    Red Hat, Inc. (NYSE: RHT), the world's leading provider of open source solutions, today announced that several of Red Hat’s open source technologies, including Red Hat OpenShift Container Platform, as well as the knowledge of Red Hat Consulting, were chosen by SoftBank Corp (“SoftBank”), a subsidiary of SoftBank Group Corp., to implement DevOps methodology for its Service Platform Division, IT Service Development Division, Information Technology Unit, and Technology Unit, the company’s in-house IT organization. This large, varied organization develops, maintains and operates SoftBank’s IT systems for internal work and operations, supporting 600 diverse systems.
  • Form 4 RED HAT INC For: Oct 17 Filed by: Kelly Michael A
  • Taking a Fresh Look at Red Hat, Inc. (RHT)

Security: Google Play, WPA2, FERC, HackerOne

  • 8 'Minecraft' apps infected with Sockbot malware on Google Play found adding devices to botnet
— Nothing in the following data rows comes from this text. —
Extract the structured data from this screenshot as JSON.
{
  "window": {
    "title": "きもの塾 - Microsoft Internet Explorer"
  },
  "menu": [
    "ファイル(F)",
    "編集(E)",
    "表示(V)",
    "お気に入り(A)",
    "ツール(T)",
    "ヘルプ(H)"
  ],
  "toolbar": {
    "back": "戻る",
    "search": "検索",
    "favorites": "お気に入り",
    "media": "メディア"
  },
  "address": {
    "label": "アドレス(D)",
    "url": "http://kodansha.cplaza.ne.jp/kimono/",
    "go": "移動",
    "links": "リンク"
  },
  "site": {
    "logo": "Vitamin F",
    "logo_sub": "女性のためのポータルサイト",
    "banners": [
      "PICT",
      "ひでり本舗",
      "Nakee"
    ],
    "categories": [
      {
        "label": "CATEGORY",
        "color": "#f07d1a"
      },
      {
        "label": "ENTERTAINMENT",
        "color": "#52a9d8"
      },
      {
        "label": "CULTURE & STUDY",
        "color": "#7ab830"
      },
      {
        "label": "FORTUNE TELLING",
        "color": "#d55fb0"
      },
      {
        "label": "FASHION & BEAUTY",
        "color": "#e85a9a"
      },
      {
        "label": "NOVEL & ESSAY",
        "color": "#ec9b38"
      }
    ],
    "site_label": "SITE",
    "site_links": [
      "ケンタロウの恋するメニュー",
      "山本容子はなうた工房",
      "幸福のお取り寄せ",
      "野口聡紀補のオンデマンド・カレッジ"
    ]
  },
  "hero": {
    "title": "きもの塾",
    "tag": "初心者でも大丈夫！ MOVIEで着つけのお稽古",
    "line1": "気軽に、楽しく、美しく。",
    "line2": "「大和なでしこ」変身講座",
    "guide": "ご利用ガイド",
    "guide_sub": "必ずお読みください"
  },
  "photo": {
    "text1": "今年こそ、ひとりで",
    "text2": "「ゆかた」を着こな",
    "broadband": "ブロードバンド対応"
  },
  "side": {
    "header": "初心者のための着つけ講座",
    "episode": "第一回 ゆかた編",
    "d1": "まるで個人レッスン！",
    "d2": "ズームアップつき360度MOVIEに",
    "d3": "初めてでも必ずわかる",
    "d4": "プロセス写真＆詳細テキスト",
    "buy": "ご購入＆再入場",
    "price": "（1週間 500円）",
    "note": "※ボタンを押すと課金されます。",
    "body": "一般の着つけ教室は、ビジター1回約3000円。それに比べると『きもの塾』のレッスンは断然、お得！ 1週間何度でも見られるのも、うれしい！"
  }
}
    Security researchers have discovered that at least eight malware-laced apps on Google Play Store are ensnaring devices to a botnet to potentially carry out distributed denial-of-service (DDoS) and other malicious attacks. These apps claimed to provide skins to tweak the look of characters in the popular Minecraft: Pocket Edition game and have been downloaded as many as 2.6 million times.

  • KRACK Vulnerability: What You Need To Know
    This week security researchers announced a newly discovered vulnerability dubbed KRACK, which affects several common security protocols for Wi-Fi, including WPA (Wireless Protected Access) and WPA2. This is a bad vulnerability in that it likely affects billions of devices, many of which are hard to patch and will remain vulnerable for a long time. Yet in light of the sometimes overblown media coverage, it’s important to keep the impact of KRACK in perspective: KRACK does not affect HTTPS traffic, and KRACK’s discovery does not mean all Wi-Fi networks are under attack. For most people, the sanest thing to do is simply continue using wireless Internet access.
  • FERC sets rules to protect grid from malware spread through laptops
    The Federal Energy Regulatory Commission on Thursday proposed new mandatory cybersecurity controls to protect the utility system from the threat posed by laptops and other mobile devices that could spread malicious software. The standards are meant to "further enhance the reliability and resilience of the nation's bulk electric system" by preventing malware from infecting utility networks and bringing down the power grid, according to the nation's grid regulator.
  • Hack These Apps And Earn $1,000 — Bug Bounty Program Launched By Google And HackerOne
  • Security Vulnerability Puts Linux Kernel at Risk

Smartphone Waste and Tizen News